The Mass Media

Thousands March For Women’s Rights

Thousands March for Women’s Rights

Saturday, Jan. 19—Thousands of people of all ages, genders, and races gathered in the Boston Common to march for women rights. The March started with a rally in the Common with a speech from Congresswoman Ayanna Pressley. Many activists, including students, also spoke on the stage set up in the Common, pumping up fellow marchers. After the rally, around 12:30 p.m., people began marching. Starting in the Boston Common, the marchers went around the Public Gardens to Commonwealth Ave. and looped around back to the start of the march. At the front were women carrying signs reading, “No More Stolen Sisters,” while wearing traditional Native American clothing. Throughout the crowds, there were many inspiring signs as well as signs mocking the United States’ president, Donald Trump. These signs included, “A Woman’s Place is in the Resistance,” “Dissent is Patriotic,” “Women’s Rights are Human Rights,” “Build Bridges not Walls,” and “Free Immigrants Arrest Trump.” There were also marching bands in the crowd playing uplifting music, and a man on stilts dancing.

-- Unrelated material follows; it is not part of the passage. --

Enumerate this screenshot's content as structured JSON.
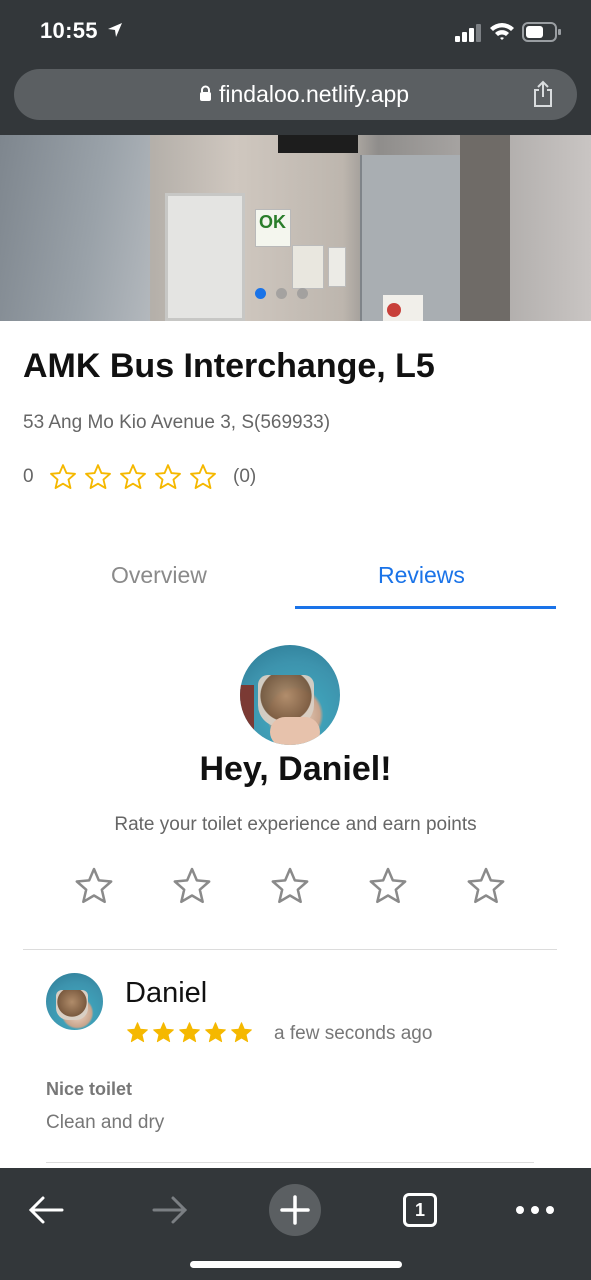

Those in attendance said that the March was an inspiring sight. The Women’s Rights Movement has come a long way, but it still has more to go to have equal rights for all.

The Women’s March was first organized in 2017 after Donald Trump’s election, rallying mainly for changes for women’s rights following Trump’s inauguration. The march was organized in Washington D.C. and in thousands of cities around the U.S. and the world. During the first March in Boston, over 175,000 people gathered in the Common, and two years later a couple thousand turned up too. This year many chose not to march due to the cold weather, and the allegations of national March leaders’ antisemitic comments. Although the Massachusetts organizers are not affiliated with these comments, the outcome was lower than from previous years.

This year, people were marching for various reasons. According to the Women’s March Agenda that can be found on their website, this year’s March stands for: ending violence against women, ending state violence, reproductive rights and justice, racial justice, LGBTQIA+ rights, immigrant rights, economic justice and workers rights, civil rights and liberties, disability rights, and environmental justice. Overall, the three main policy priorities for the rights of all women include: universal health care/medicare for all, an equal rights amendment to the constitution, and ending war. These themes were heard and seen at the March through signs, comments, and speeches.